Why are there not enough good paying jobs today?
It's because companies are not hiring.
Are companies out of cash?
No, they are flush with cash - about 2 Trillion by the last count.
Then why are these companies not hiring more employees?
It's because there is not much demand for their products.
Why has demand dropped?
It's because the middle class has lost its earning power and has become mired in debt.
When did the middle class start losing its earning power?
Around 1970.That is when the wages of the average middle class citizen stopped rising.
Was there a recession going on then?
No, that is the time when the employer class felt they should start rolling back the New Deal put in place by FDR.
How long did middle class wages stay frozen?
Today, in 2012, the median pay is the still the same as what it was back in 1978.
But we are told that productivity (the stuff that the employees produced) kept rising all through the 1970's. Did that not benefit the employees?
No, it did not. The difference between the ever flat wages and the rising productivity amounts to the profits that have accumulated with corporations (and accrued to the 1% since they comprise the majority shareholders) over the course of the last few decades.
But why did the middle class get into debt?
Well, because they chose to maintain their current standard of living. To meet this need Wall Street took the profits from the wage/productivity differential and simply lent it back to the middle class in several different ways - credit cards, education loans, payday loans, sub-prime mortgages to name a few.
But that's a lot of money. What else did the 1% do to accumulate so much wealth?
Well, when banks take the wealth of the working class and lend it right back to them with interest, the profits start piling up. Take, for instance, the 30 year mortgage. If you bought a house for $50,000 and agree to pay it back over 30 years, you end up paying $150,000. In other words you agreed to pay the bank $100,000 or 2/3rd of the total cost of a loan in the form of interest. Profits are good, excessive profits create imbalances.
What is the net effect of all this?

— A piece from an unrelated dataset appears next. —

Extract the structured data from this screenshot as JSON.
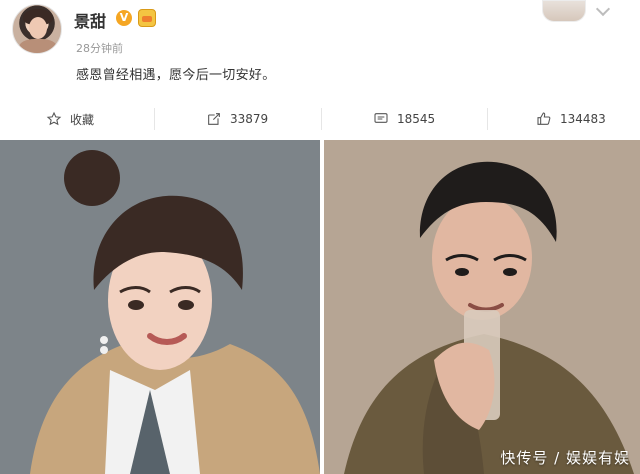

It's quite simple, the Finance Industry, which is supposed to be an ancillary industry - something that facilitates other industries that produce the real goods and services required by society - has grown too big and out of proportion with the rest of society. This is at the heart of many of the problems we are experiencing today. This industry is so flush with cash that it is spilling over and tainting our electoral process, and threatening the very foundations of our democracy.
If we were to downsize the Finance Industry will that solve all of the problems we are facing today?
It would certainly diminish the role of money in politics, and then perhaps we could turn our attention to some of the other root causes of imbalances in our society. For example it is now becoming clear that, whether it be in the boardroom or in the halls of Congress, all too often, significant decisions are being made by a few without adequate representation by the many, the ones who are most affected by these decisions. If the Reverend Jonathan Mayhew were present today he would have preached "No transaction without Representation". Indeed, addressing these types of deficiencies will require cultural changes that will help us move from "making a killing" to "making a living", and shared prosperity and economic justice will take a second seat only to social and political equality among our citizens.